- **Task prompt**: Which lines below contain "конечно"? Pull them out.

[Website and app data records]
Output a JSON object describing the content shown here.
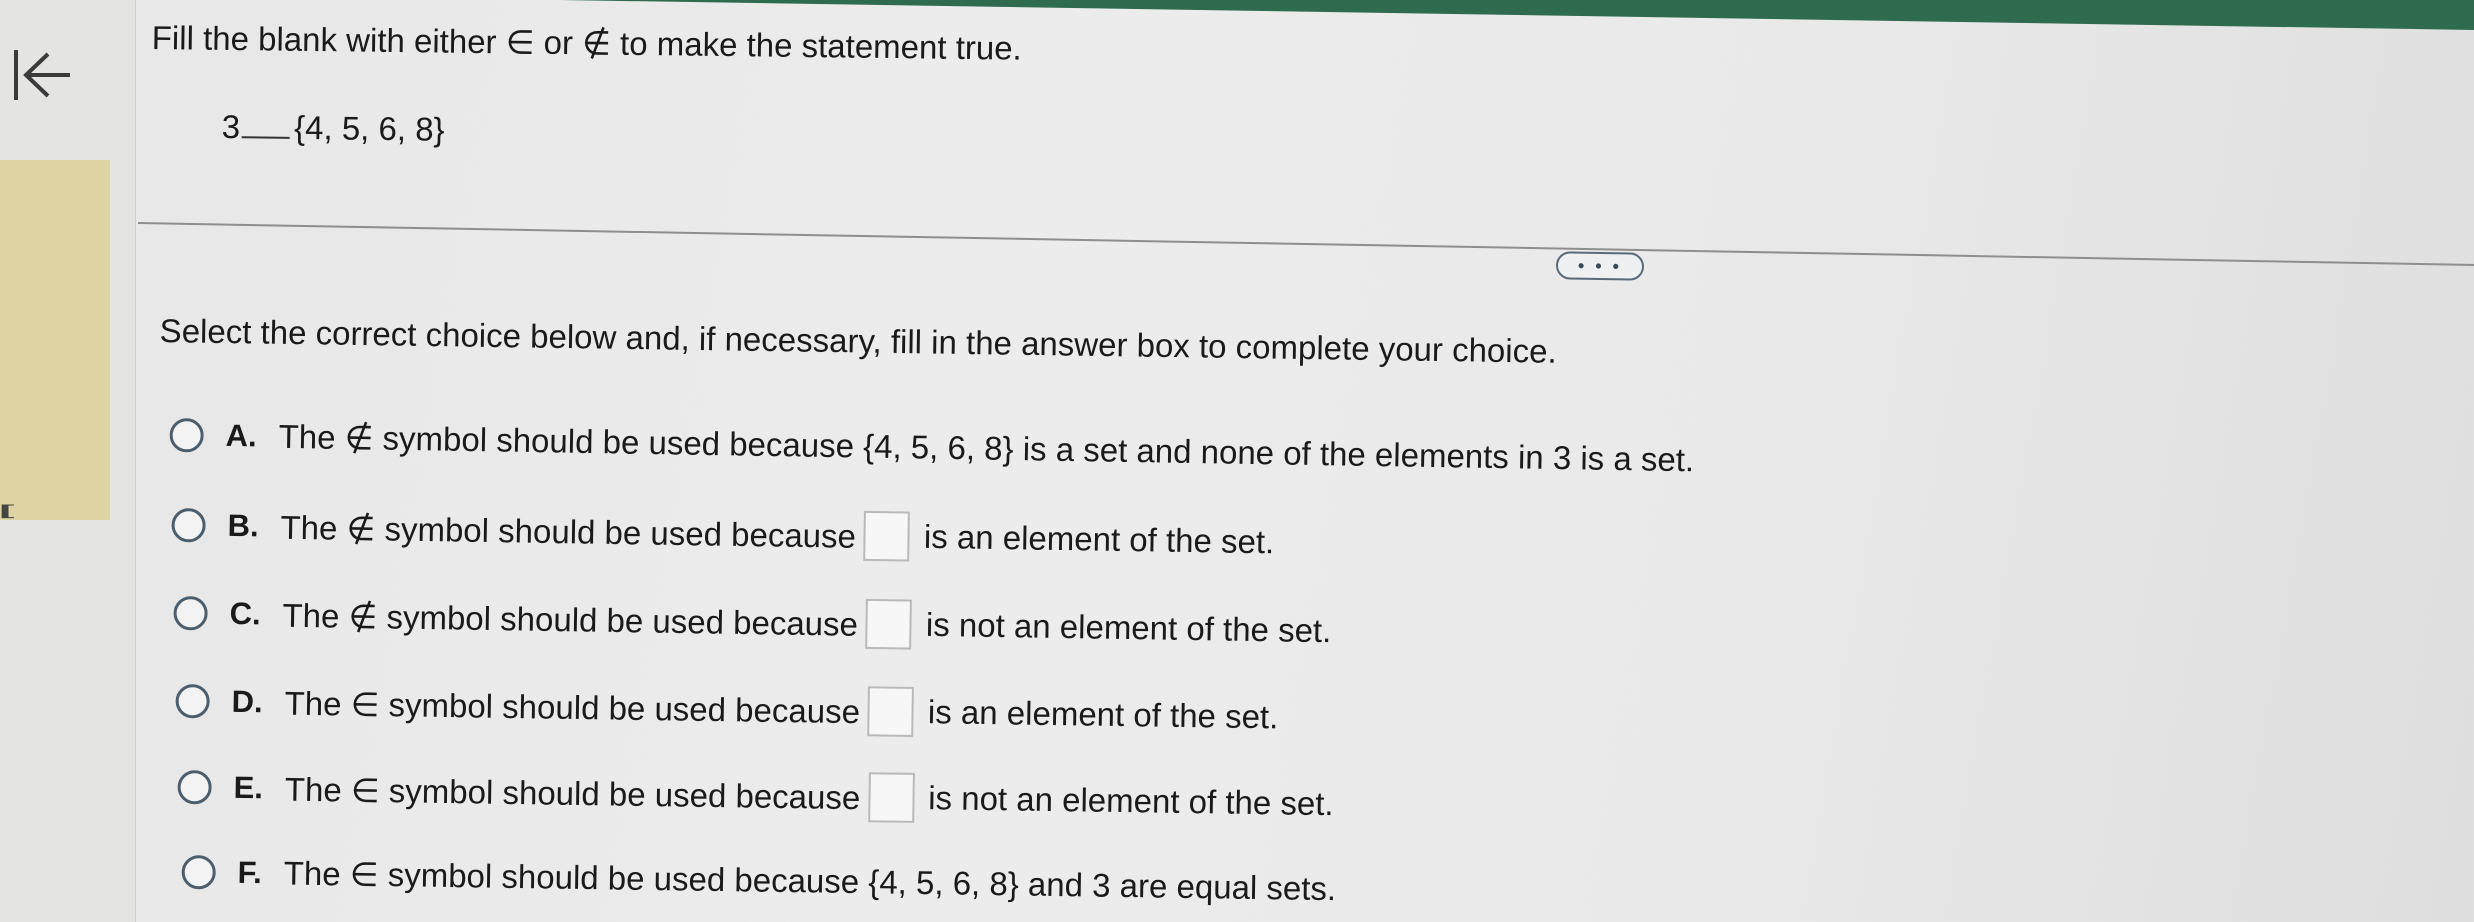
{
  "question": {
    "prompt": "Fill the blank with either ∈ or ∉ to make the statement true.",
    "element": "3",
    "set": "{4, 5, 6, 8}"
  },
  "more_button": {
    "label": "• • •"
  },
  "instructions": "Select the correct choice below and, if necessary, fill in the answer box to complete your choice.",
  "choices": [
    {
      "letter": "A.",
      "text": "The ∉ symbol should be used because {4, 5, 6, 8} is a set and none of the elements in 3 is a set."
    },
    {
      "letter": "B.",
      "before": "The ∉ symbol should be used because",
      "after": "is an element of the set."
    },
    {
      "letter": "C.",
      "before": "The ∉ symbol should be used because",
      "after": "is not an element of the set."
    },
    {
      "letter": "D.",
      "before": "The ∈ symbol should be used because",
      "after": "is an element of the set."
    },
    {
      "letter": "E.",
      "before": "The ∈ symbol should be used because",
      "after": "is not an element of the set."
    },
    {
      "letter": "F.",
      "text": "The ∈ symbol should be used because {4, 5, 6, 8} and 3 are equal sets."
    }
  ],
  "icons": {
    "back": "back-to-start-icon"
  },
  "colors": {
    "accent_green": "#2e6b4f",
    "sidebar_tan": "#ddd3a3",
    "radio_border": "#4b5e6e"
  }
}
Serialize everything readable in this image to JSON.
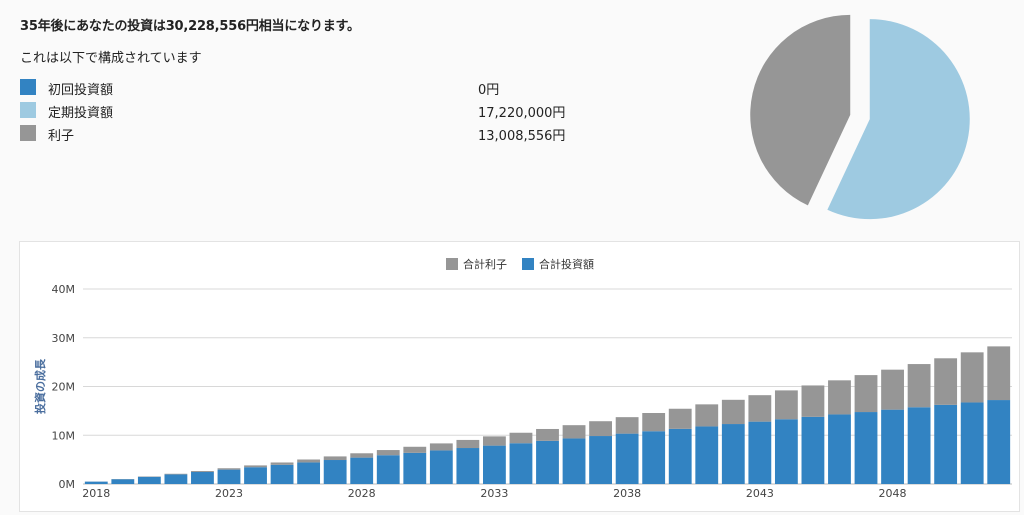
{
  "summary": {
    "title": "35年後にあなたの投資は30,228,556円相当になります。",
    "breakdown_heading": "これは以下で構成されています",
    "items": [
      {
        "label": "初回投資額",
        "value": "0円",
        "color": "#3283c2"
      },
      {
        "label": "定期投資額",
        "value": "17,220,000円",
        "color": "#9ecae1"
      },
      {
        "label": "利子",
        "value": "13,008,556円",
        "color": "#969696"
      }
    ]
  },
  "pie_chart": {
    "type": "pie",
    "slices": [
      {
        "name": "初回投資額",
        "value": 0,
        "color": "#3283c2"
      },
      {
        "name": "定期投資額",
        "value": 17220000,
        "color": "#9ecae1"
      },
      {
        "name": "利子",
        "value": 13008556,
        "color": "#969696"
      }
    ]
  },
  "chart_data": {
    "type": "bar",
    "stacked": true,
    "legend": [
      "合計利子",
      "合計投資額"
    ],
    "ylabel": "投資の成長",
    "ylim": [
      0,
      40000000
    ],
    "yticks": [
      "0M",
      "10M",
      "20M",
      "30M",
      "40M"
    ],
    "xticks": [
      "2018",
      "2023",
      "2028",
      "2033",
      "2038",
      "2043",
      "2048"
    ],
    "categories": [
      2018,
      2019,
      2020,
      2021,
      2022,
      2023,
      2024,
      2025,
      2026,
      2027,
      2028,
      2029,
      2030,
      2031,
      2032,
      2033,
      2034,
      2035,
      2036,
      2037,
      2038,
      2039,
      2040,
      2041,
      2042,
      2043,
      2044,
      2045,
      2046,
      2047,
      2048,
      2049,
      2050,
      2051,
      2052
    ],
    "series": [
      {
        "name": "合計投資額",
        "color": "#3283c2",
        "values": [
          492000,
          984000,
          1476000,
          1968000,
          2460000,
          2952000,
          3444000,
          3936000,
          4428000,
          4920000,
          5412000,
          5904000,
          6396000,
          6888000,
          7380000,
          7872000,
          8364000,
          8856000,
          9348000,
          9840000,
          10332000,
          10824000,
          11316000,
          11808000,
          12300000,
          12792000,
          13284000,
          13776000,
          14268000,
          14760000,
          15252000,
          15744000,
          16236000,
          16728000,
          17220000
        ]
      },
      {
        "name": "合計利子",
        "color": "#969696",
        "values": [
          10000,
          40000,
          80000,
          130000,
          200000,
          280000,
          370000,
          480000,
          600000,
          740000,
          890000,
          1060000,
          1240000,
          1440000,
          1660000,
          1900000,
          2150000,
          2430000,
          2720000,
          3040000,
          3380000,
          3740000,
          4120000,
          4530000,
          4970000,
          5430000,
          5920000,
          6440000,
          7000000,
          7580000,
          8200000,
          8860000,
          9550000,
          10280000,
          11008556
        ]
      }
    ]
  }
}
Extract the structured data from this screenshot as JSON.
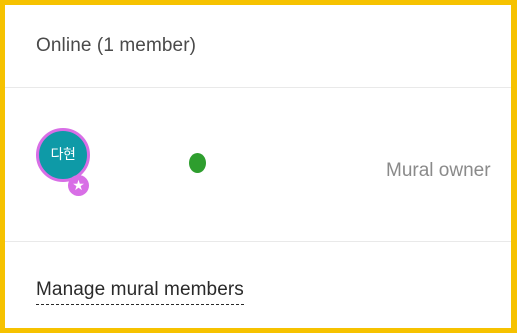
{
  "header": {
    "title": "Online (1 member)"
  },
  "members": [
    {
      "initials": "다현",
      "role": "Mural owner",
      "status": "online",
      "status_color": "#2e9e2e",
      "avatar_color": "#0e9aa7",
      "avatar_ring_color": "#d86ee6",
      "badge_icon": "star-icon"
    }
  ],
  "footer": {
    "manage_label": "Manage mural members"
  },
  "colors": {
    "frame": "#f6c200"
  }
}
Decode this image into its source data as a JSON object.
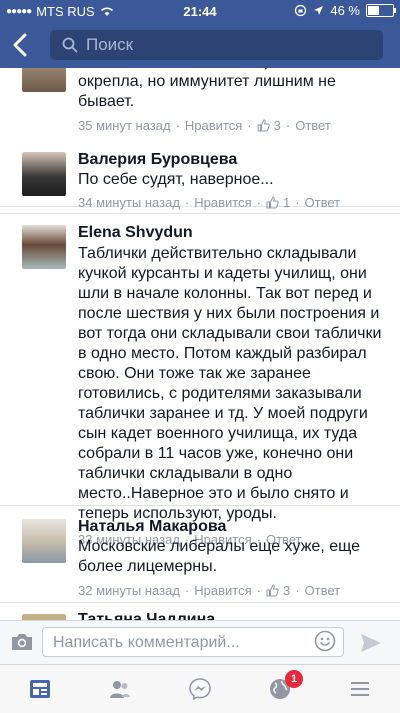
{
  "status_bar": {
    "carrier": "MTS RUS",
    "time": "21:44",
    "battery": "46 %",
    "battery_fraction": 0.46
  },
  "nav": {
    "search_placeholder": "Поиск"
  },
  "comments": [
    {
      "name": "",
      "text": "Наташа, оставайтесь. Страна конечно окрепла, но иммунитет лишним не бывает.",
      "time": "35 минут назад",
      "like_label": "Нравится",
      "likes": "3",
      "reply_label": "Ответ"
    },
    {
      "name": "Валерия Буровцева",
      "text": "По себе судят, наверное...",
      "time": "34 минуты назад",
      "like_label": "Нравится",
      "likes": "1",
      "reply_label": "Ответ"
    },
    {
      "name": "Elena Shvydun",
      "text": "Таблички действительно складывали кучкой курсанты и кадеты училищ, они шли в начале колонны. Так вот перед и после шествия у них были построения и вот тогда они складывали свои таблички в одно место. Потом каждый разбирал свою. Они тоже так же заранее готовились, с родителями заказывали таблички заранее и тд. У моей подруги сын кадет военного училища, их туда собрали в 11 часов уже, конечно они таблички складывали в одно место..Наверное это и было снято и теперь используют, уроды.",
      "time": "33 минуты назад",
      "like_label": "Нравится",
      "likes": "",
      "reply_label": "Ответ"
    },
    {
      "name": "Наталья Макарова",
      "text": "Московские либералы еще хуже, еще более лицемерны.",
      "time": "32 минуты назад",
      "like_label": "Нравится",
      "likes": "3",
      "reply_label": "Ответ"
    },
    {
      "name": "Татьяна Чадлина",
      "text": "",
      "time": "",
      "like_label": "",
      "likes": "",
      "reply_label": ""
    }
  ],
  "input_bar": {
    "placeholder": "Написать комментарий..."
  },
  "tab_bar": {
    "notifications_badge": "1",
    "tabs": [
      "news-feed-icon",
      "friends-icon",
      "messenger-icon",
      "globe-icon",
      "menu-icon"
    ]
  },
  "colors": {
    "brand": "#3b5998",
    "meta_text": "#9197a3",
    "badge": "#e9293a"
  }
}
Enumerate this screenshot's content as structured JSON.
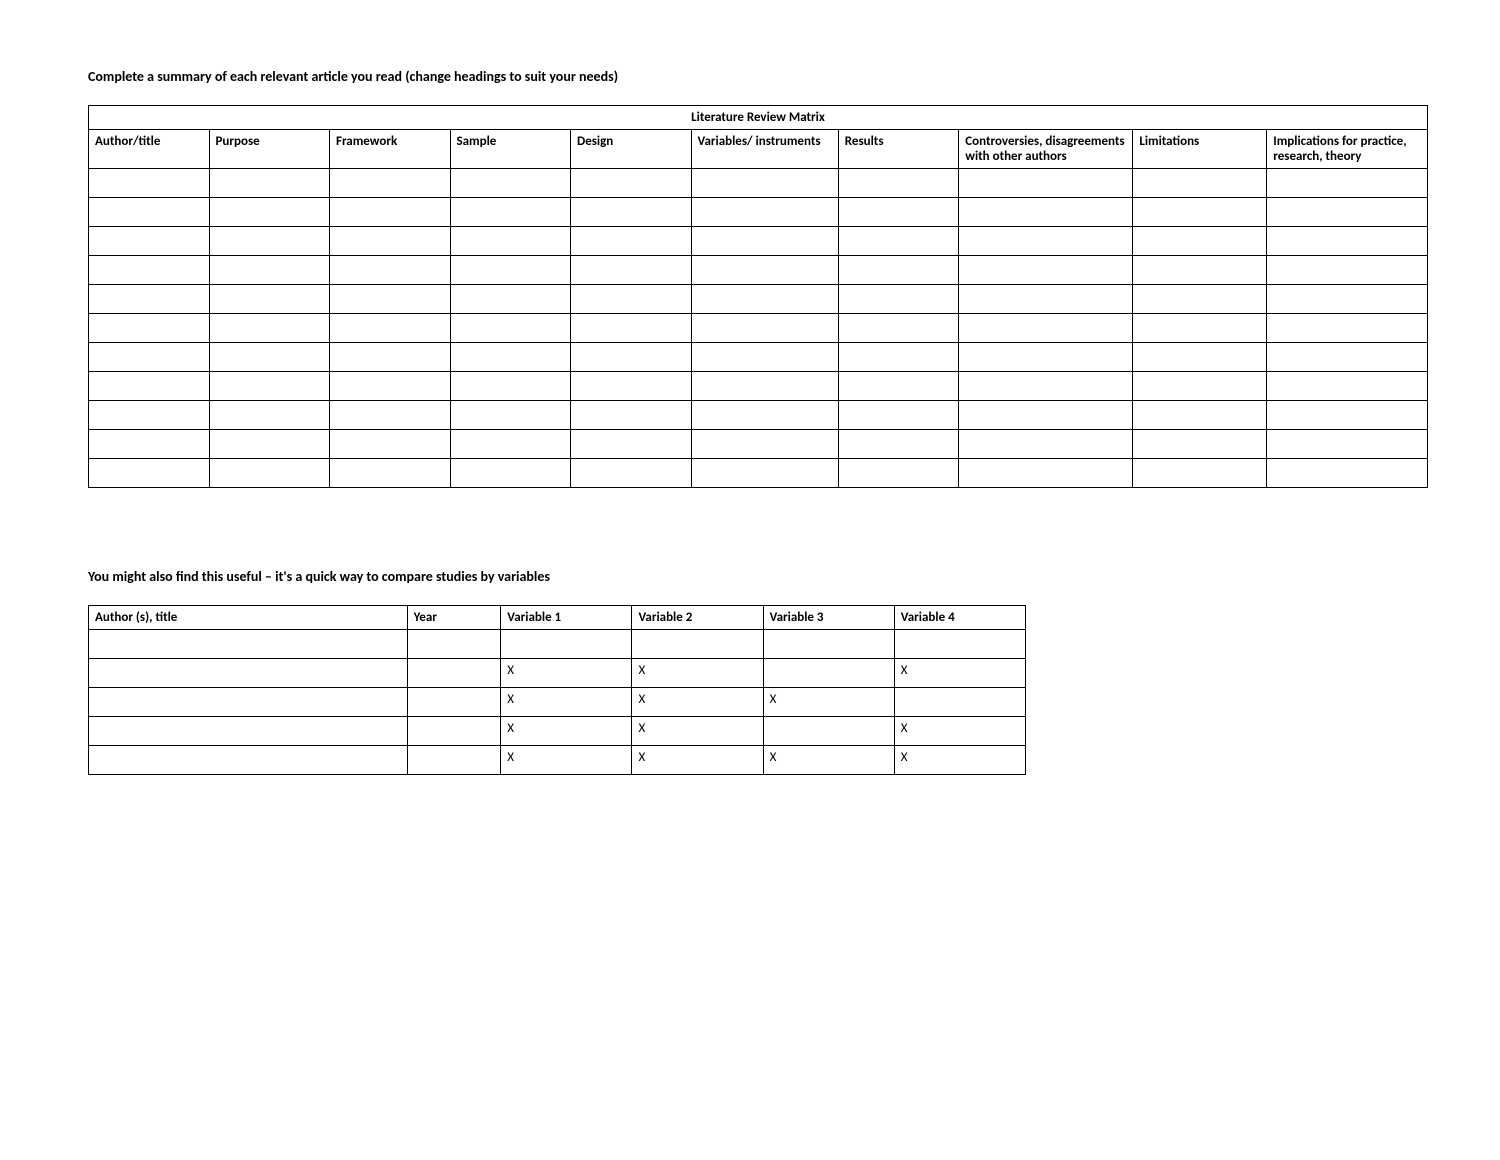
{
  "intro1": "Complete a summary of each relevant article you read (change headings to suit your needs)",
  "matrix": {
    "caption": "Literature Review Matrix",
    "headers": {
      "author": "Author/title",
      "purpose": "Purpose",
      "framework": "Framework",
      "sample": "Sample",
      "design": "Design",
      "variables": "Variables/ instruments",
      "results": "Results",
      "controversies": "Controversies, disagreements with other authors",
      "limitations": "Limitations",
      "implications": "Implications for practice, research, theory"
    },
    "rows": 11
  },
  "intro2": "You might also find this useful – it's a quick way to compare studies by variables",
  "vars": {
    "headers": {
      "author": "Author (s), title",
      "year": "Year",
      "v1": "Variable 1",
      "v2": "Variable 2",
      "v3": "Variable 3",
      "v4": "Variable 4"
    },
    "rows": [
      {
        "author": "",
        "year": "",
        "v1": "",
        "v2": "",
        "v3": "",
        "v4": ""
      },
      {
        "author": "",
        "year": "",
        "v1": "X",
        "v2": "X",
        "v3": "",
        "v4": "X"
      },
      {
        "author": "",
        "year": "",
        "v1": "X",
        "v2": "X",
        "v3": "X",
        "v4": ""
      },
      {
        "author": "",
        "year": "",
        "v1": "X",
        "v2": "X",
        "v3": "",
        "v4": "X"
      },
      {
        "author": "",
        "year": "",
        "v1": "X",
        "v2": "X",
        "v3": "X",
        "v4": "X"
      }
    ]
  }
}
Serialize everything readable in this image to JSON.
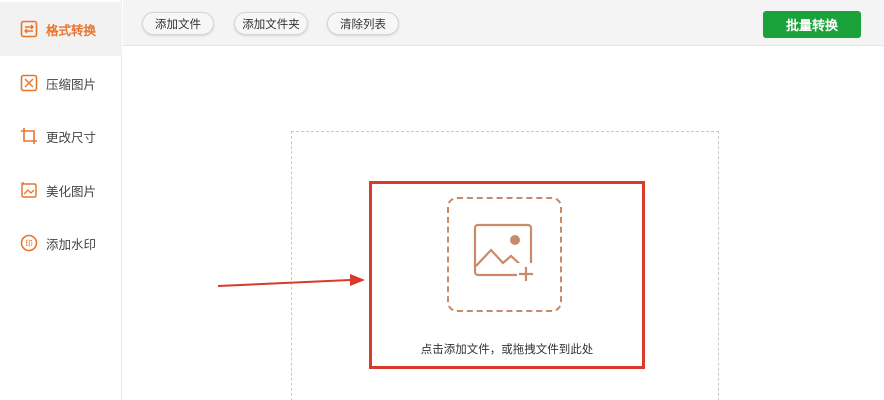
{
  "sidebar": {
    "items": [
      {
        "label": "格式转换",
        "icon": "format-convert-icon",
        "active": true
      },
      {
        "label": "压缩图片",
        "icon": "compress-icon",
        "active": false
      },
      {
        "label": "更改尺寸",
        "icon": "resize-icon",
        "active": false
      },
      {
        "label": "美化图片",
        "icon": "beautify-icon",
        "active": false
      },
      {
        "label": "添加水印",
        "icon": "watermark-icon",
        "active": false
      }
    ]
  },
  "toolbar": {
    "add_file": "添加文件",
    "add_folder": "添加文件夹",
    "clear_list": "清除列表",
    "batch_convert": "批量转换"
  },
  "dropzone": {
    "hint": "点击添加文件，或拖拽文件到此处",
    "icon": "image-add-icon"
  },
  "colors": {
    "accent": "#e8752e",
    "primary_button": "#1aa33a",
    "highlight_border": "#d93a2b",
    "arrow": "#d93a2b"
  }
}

- **Output of the task**:
      "text": "Наташа, оставайтесь. Страна конечно окрепла, но иммунитет лишним не бывает.",
      "text": "Таблички действительно складывали кучкой курсанты и кадеты училищ, они шли в начале колонны. Так вот перед и после шествия у них были построения и вот тогда они складывали свои таблички в одно место. Потом каждый разбирал свою. Они тоже так же заранее готовились, с родителями заказывали таблички заранее и тд. У моей подруги сын кадет военного училища, их туда собрали в 11 часов уже, конечно они таблички складывали в одно место..Наверное это и было снято и теперь используют, уроды.",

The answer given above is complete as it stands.